44 “Report on Jordan-Hamas Talks,” Al-Hayat (London), accessed via Open Source Center, Document ID#GMP20080817837001, August 17, 2008.
45 “Egypt and Jordan Quietly Back Abbas, Too,” Christian Science Monitor, June 20, 2007.
46 “Tens of Thousands Participate in Weekend Rallies,” Jordan Times, January 4, 2009.
47 Open Source Center, “State PAO: Jordanian Media Highlights for 16-19 Jan 2009,” Amman US Embassy Public Affairs Office, January 19, 2009, p. Document ID# GMP20090119644008.
48 “We don’t Need an all New Peace Process,” Jordan Times, January 19, 2009.
49 In August 2003, 17 people were killed outside the Jordanian embassy in an insurgent attack designed to deter Arab cooperation with coalition forces.
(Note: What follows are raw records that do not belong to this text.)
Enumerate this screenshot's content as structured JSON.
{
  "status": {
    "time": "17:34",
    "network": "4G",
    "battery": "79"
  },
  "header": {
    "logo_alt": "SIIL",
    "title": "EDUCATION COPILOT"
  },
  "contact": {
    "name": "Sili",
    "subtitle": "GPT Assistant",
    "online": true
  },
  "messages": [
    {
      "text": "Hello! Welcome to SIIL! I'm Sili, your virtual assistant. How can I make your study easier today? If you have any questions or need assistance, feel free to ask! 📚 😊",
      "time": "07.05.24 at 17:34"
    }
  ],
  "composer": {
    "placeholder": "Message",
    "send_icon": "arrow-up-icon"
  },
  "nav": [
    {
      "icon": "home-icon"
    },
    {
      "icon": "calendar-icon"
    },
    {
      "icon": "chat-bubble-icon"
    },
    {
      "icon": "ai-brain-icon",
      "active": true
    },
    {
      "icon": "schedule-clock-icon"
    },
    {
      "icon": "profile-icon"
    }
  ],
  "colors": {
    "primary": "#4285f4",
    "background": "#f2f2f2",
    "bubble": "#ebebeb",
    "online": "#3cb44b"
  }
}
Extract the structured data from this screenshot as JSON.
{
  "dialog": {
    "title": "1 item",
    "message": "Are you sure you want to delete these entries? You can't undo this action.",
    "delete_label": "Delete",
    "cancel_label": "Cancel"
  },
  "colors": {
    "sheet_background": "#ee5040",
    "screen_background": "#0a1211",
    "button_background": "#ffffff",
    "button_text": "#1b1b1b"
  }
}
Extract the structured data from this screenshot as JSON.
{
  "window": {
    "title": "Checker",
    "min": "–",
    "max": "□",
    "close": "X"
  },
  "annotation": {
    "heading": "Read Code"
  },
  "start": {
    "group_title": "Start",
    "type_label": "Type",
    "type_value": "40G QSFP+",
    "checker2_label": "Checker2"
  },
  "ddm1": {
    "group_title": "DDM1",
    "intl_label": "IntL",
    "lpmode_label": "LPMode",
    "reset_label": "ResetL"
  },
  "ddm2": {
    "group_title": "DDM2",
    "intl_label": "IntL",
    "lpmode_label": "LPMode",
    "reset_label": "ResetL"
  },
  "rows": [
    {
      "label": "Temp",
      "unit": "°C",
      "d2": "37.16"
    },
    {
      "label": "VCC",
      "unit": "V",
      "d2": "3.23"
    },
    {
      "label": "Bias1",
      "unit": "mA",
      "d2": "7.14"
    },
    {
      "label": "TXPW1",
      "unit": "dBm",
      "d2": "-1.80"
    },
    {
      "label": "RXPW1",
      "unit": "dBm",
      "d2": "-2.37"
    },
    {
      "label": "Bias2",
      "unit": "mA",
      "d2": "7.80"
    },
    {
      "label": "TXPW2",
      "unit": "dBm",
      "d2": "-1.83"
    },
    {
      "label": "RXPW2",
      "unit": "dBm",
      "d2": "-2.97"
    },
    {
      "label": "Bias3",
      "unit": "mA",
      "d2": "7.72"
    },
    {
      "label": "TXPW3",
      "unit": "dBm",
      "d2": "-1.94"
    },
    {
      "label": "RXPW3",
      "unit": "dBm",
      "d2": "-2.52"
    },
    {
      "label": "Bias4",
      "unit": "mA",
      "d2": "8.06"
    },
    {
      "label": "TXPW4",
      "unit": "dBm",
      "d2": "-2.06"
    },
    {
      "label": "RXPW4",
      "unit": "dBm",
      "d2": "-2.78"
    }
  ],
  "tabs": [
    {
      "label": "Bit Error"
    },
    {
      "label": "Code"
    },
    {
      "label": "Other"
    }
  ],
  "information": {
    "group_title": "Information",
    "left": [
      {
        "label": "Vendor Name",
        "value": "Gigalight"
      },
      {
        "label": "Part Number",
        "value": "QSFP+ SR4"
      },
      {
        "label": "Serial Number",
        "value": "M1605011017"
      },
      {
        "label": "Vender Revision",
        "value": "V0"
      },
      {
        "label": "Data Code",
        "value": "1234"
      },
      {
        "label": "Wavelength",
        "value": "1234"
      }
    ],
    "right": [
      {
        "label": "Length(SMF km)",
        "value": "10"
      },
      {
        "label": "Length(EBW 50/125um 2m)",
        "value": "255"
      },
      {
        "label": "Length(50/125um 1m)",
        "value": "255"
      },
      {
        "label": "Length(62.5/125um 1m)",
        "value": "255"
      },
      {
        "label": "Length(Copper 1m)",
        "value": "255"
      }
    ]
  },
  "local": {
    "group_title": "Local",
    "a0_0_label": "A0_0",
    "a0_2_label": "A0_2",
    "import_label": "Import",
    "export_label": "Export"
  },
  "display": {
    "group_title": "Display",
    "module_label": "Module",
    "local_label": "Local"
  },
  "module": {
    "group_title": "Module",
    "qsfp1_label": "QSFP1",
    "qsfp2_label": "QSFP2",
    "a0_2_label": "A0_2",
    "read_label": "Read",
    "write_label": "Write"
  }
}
50 During the decade preceding Operation Iraqi Freedom while Iraq was under an international economic embargo, Jordan imported between 70,000 and 95,000 barrels per day of oil and oil products from Iraq. Jordan bought the oil at discounted prices, and actual payments were made in commodities rather than cash, through shipments of humanitarian goods from Jordan to Iraq. These transactions were outside the U.N.-approved oil-for-food program; however, the United Nations “took note” of Jordan’s position that it had no other source of oil, and U.S. administrations waived legislation that would have penalized Jordan for these transactions on this basis.
51 “Jordan Plans Regional Railway, Oil Link with Iraq,” Agence France Presse, July 27, 2008.
52 According to the UNHCR’s representative in Jordan, Robert Breen, “The term ‘refugee’ has political implications for the government and Iraqis because of the Palestinian question…. Most Iraqis, who represent a very diverse group here, don’t view themselves as refugees.” See, “Uncertain Future for Jordan’s ‘Guests,’” Financial Times, March 12, 2007.
53 Many Iraqis in Jordan lack valid residency permits or visas altogether. “Uneasy Havens Await Those Who Flee Iraq,” New York Times, December 8, 2006.
54 For years, some experts have speculated that Central Intelligence Agency (CIA) support to the GID has been substantial. One expert wrote that “the agency created a Jordanian intelligence service, which lives today as its liaison to much of the Arab world.” See, Tim Weiner, Legacy of Ashes, New York, Anchor Books, 2008. In addition, there is a long history of U.S.-Jordanian intelligence cooperation. According to Jane’s Intelligence Digest, the GID collaborated with the U.S. Central Intelligence Agency in the early 1980s to disrupt the Abu Nidal organization and in 1999 was instrumental in foiling Al-Qaeda’s ‘millennium plot.’ It also may have been responsible for foiling planned bombings of the US, Jordanian and British embassies in Beirut in 2001 as well as the US embassy in Amman in 2004. See, “Jordanian-US intelligence co-operation: Iraq and beyond,” Jane’s Intelligence Digest, November 9, 2007.
55 “Typical of a New Terror Threat: Anger of a Gunman in Jordan,” New York Times, September 6, 2006.
56 “Jordan’s Spy Agency: Holding Cell for the CIA,” Washington Post, December 1, 2007.
57 “Group: Jordan Tortures Suspects for U.S.,” Associated Press, July 24, 2006.
58 “Jordan: Torture in Prisons Routine and Widespread,” Human Rights Watch, October 8, 2008.
Please Donate Today
Did you enjoy this article? Then please consider donating today to ensure that Eurasia Review can continue to be able to provide similar content.